• [Activity]: Write out the listing exactly as it is given.

• [Information shown]:

-----

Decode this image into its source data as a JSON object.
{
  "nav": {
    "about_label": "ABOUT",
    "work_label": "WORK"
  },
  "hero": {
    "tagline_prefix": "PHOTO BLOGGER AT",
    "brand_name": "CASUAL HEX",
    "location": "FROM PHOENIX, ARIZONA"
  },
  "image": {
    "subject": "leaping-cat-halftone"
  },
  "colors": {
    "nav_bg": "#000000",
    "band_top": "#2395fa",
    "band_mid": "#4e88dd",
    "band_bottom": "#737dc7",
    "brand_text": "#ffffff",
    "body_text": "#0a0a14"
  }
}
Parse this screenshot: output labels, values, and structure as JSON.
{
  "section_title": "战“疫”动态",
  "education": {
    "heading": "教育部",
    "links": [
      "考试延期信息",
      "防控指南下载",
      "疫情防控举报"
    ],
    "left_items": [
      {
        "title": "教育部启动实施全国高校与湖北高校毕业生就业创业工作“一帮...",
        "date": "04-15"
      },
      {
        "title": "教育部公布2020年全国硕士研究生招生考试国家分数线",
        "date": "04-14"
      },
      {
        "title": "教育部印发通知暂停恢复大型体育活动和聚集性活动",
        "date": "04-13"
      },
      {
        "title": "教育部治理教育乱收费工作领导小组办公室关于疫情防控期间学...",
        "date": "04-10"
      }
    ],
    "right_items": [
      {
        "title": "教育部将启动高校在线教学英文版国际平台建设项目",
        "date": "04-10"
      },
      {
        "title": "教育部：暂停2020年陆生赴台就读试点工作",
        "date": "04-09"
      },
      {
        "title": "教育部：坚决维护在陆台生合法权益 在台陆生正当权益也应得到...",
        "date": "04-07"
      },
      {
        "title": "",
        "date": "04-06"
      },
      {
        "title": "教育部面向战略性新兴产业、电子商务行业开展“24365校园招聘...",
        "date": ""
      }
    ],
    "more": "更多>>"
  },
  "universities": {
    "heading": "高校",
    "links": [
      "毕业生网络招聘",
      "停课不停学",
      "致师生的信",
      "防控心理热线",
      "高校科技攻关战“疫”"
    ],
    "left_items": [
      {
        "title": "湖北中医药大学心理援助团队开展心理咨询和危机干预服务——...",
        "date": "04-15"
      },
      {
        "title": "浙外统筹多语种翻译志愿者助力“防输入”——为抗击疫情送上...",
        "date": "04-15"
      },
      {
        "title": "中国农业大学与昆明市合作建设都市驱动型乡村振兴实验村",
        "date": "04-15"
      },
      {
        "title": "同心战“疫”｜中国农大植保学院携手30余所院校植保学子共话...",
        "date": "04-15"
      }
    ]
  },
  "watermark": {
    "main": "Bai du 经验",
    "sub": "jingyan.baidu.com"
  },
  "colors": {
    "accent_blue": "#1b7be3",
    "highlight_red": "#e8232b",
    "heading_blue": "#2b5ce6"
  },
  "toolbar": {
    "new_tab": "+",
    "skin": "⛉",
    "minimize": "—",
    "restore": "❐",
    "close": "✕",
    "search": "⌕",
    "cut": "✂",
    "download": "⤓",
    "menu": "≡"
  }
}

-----

• [Task result]:
Decode this image into its source data as a JSON object.
{
  "nav": {
    "about_label": "ABOUT",
    "work_label": "WORK"
  },
  "hero": {
    "tagline_prefix": "PHOTO BLOGGER AT",
    "brand_name": "CASUAL HEX",
    "location": "FROM PHOENIX, ARIZONA"
  },
  "image": {
    "subject": "leaping-cat-halftone"
  },
  "colors": {
    "nav_bg": "#000000",
    "band_top": "#2395fa",
    "band_mid": "#4e88dd",
    "band_bottom": "#737dc7",
    "brand_text": "#ffffff",
    "body_text": "#0a0a14"
  }
}
Parse this screenshot: output labels, values, and structure as JSON.
{
  "section_title": "战“疫”动态",
  "education": {
    "heading": "教育部",
    "links": [
      "考试延期信息",
      "防控指南下载",
      "疫情防控举报"
    ],
    "left_items": [
      {
        "title": "教育部启动实施全国高校与湖北高校毕业生就业创业工作“一帮...",
        "date": "04-15"
      },
      {
        "title": "教育部公布2020年全国硕士研究生招生考试国家分数线",
        "date": "04-14"
      },
      {
        "title": "教育部印发通知暂停恢复大型体育活动和聚集性活动",
        "date": "04-13"
      },
      {
        "title": "教育部治理教育乱收费工作领导小组办公室关于疫情防控期间学...",
        "date": "04-10"
      }
    ],
    "right_items": [
      {
        "title": "教育部将启动高校在线教学英文版国际平台建设项目",
        "date": "04-10"
      },
      {
        "title": "教育部：暂停2020年陆生赴台就读试点工作",
        "date": "04-09"
      },
      {
        "title": "教育部：坚决维护在陆台生合法权益 在台陆生正当权益也应得到...",
        "date": "04-07"
      },
      {
        "title": "",
        "date": "04-06"
      },
      {
        "title": "教育部面向战略性新兴产业、电子商务行业开展“24365校园招聘...",
        "date": ""
      }
    ],
    "more": "更多>>"
  },
  "universities": {
    "heading": "高校",
    "links": [
      "毕业生网络招聘",
      "停课不停学",
      "致师生的信",
      "防控心理热线",
      "高校科技攻关战“疫”"
    ],
    "left_items": [
      {
        "title": "湖北中医药大学心理援助团队开展心理咨询和危机干预服务——...",
        "date": "04-15"
      },
      {
        "title": "浙外统筹多语种翻译志愿者助力“防输入”——为抗击疫情送上...",
        "date": "04-15"
      },
      {
        "title": "中国农业大学与昆明市合作建设都市驱动型乡村振兴实验村",
        "date": "04-15"
      },
      {
        "title": "同心战“疫”｜中国农大植保学院携手30余所院校植保学子共话...",
        "date": "04-15"
      }
    ]
  },
  "watermark": {
    "main": "Bai du 经验",
    "sub": "jingyan.baidu.com"
  },
  "colors": {
    "accent_blue": "#1b7be3",
    "highlight_red": "#e8232b",
    "heading_blue": "#2b5ce6"
  },
  "toolbar": {
    "new_tab": "+",
    "skin": "⛉",
    "minimize": "—",
    "restore": "❐",
    "close": "✕",
    "search": "⌕",
    "cut": "✂",
    "download": "⤓",
    "menu": "≡"
  }
}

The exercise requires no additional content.